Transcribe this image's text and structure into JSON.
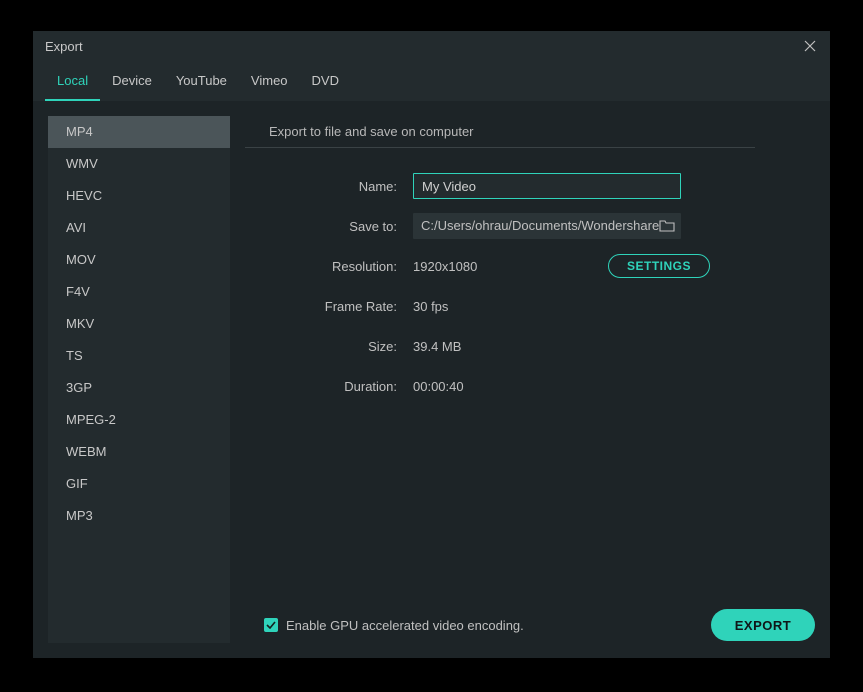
{
  "window": {
    "title": "Export"
  },
  "tabs": [
    {
      "label": "Local",
      "active": true
    },
    {
      "label": "Device",
      "active": false
    },
    {
      "label": "YouTube",
      "active": false
    },
    {
      "label": "Vimeo",
      "active": false
    },
    {
      "label": "DVD",
      "active": false
    }
  ],
  "formats": [
    {
      "label": "MP4",
      "selected": true
    },
    {
      "label": "WMV"
    },
    {
      "label": "HEVC"
    },
    {
      "label": "AVI"
    },
    {
      "label": "MOV"
    },
    {
      "label": "F4V"
    },
    {
      "label": "MKV"
    },
    {
      "label": "TS"
    },
    {
      "label": "3GP"
    },
    {
      "label": "MPEG-2"
    },
    {
      "label": "WEBM"
    },
    {
      "label": "GIF"
    },
    {
      "label": "MP3"
    }
  ],
  "main": {
    "section_title": "Export to file and save on computer",
    "name_label": "Name:",
    "name_value": "My Video",
    "saveto_label": "Save to:",
    "saveto_value": "C:/Users/ohrau/Documents/Wondershare",
    "resolution_label": "Resolution:",
    "resolution_value": "1920x1080",
    "settings_label": "SETTINGS",
    "framerate_label": "Frame Rate:",
    "framerate_value": "30 fps",
    "size_label": "Size:",
    "size_value": "39.4 MB",
    "duration_label": "Duration:",
    "duration_value": "00:00:40"
  },
  "footer": {
    "gpu_checkbox_label": "Enable GPU accelerated video encoding.",
    "gpu_checked": true,
    "export_label": "EXPORT"
  },
  "colors": {
    "accent": "#2fd3ba"
  }
}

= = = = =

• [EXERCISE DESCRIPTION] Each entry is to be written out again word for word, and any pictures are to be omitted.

• [TASK ANSWER]
Transcribe this image's text and structure into JSON.
{
  "window": {
    "title": "Export"
  },
  "tabs": [
    {
      "label": "Local",
      "active": true
    },
    {
      "label": "Device",
      "active": false
    },
    {
      "label": "YouTube",
      "active": false
    },
    {
      "label": "Vimeo",
      "active": false
    },
    {
      "label": "DVD",
      "active": false
    }
  ],
  "formats": [
    {
      "label": "MP4",
      "selected": true
    },
    {
      "label": "WMV"
    },
    {
      "label": "HEVC"
    },
    {
      "label": "AVI"
    },
    {
      "label": "MOV"
    },
    {
      "label": "F4V"
    },
    {
      "label": "MKV"
    },
    {
      "label": "TS"
    },
    {
      "label": "3GP"
    },
    {
      "label": "MPEG-2"
    },
    {
      "label": "WEBM"
    },
    {
      "label": "GIF"
    },
    {
      "label": "MP3"
    }
  ],
  "main": {
    "section_title": "Export to file and save on computer",
    "name_label": "Name:",
    "name_value": "My Video",
    "saveto_label": "Save to:",
    "saveto_value": "C:/Users/ohrau/Documents/Wondershare",
    "resolution_label": "Resolution:",
    "resolution_value": "1920x1080",
    "settings_label": "SETTINGS",
    "framerate_label": "Frame Rate:",
    "framerate_value": "30 fps",
    "size_label": "Size:",
    "size_value": "39.4 MB",
    "duration_label": "Duration:",
    "duration_value": "00:00:40"
  },
  "footer": {
    "gpu_checkbox_label": "Enable GPU accelerated video encoding.",
    "gpu_checked": true,
    "export_label": "EXPORT"
  },
  "colors": {
    "accent": "#2fd3ba"
  }
}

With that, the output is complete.